Other evidence suggests that rural paratransit is more effective at promoting the independence of the elderly and disabled than it is at helping people to get to work. While some systems such as SBT and Prairie Hills Transit have attracted low-income commuters, others have largely been ignored by workers and job seekers. Across the country, state and federal transit initiatives designed to move the autoless off welfare rolls and into jobs have failed to attract significant ridership.
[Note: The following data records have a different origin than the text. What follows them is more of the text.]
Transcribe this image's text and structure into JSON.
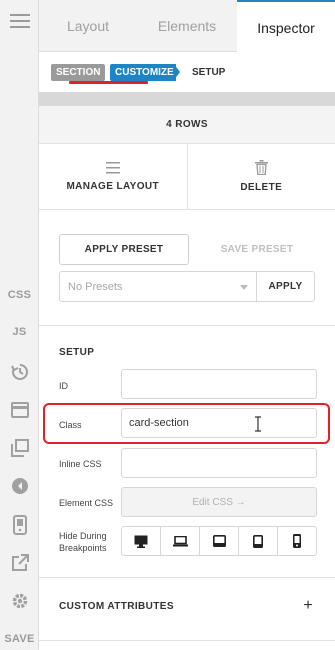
{
  "rail": {
    "css_label": "CSS",
    "js_label": "JS",
    "save_label": "SAVE"
  },
  "tabs": [
    {
      "label": "Layout",
      "active": false
    },
    {
      "label": "Elements",
      "active": false
    },
    {
      "label": "Inspector",
      "active": true
    }
  ],
  "breadcrumb": {
    "section": "SECTION",
    "customize": "CUSTOMIZE",
    "setup": "SETUP"
  },
  "rows_label": "4 ROWS",
  "actions": {
    "manage_layout": "MANAGE LAYOUT",
    "delete": "DELETE"
  },
  "presets": {
    "apply_preset": "APPLY PRESET",
    "save_preset": "SAVE PRESET",
    "select_value": "No Presets",
    "apply": "APPLY"
  },
  "setup": {
    "title": "SETUP",
    "id_label": "ID",
    "id_value": "",
    "class_label": "Class",
    "class_value": "card-section",
    "inline_css_label": "Inline CSS",
    "inline_css_value": "",
    "element_css_label": "Element CSS",
    "edit_css_button": "Edit CSS →",
    "hide_label_line1": "Hide During",
    "hide_label_line2": "Breakpoints"
  },
  "custom_attributes": {
    "title": "CUSTOM ATTRIBUTES",
    "add_symbol": "+"
  },
  "colors": {
    "accent": "#1f84c6",
    "highlight": "#e0202b"
  }
}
Unless gasoline prices skyrocket, forcing more rural residents to forsake their cars, SUVs and pickups for public transportation, paratransit is likely to remain a tax-supported endeavor, a service provided to the auto-challenged as an act of compassion, and because not doing so may impose even higher costs on society.
In an alternative vision of rural mobility, trains, motor coaches, minivans, private cars and other transportation modes work in consort to boost ridership and efficiency. The North Dakota Department of Transportation, in collaboration with SURTC, is researching ways in which rural residents can achieve optimum personal mobility at the lowest cost. Ideas being explored include tapping into unused capacity on school buses, recruiting volunteer drivers to give their neighbors lifts into or about town, and forging links between local paratransit operations and long-distance bus and rail. "There's no one answer, but maybe there's a whole bunch of little things that can be done to help address [transportation] needs," said Jon Mielke, a SURTC researcher.
The concept of intermodal transit networks has already been put into practice by Jefferson Bus Lines. In what the intercity bus industry views as a groundbreaking approach to doing business in rural areas, the company has boosted its ridership in Minnesota, South Dakota and Iowa over the past decade by establishing agency relationships with local transit providers. Paratransit systems in Aberdeen, S.D., Northfield, Minn., Fort Dodge, Iowa, and more than 20 other communities in the Upper Midwest sell Jefferson tickets that allow their riders to connect seamlessly with the Interstate and distant cities. The local transit service delivers passengers to the nearest Jefferson stop, earning a sales commission and a prorated cut of ticket revenue.
Akin to code-sharing agreements between national airlines and regional carriers, these "feeder" networks may allow Jefferson to wean itself off FTA subsidies by making currently underused routes pay their way. Just one or two extra passengers a day can make the difference between losing money and turning a profit on routes that Greyhound abandoned, said company President Charlie Zelle.
Another idea that has been proposed to jump-start competition in rural transit is user-side subsidies that let rural residents choose the transit option—bus, train, taxi, vanpool—that's right for them. Instead of subsidizing transit systems, government assists (either through direct payments or voucher programs) individuals who qualify for aid because of age, disability or low income. In theory, user subsidies promote efficiency by encouraging private companies to get into the local transit business.
"The beauty of it is that a government agency doesn't decide who wins and who loses; it's a free market," Miller said. But only a few communities in the country, among them Williston, have introduced voucher programs or other user subsidies. They work best in cities with existing, multiple transit providers, Miller said.
If innovations like these catch on, creating a national transportation system as pervasive as streets and highways, rural transit may evolve into something more than the last resort for people who don't drive, paid for by those who do. In the meantime, seniors and working moms living in the geographical center of North America have SBT's telephone number taped to the refrigerator.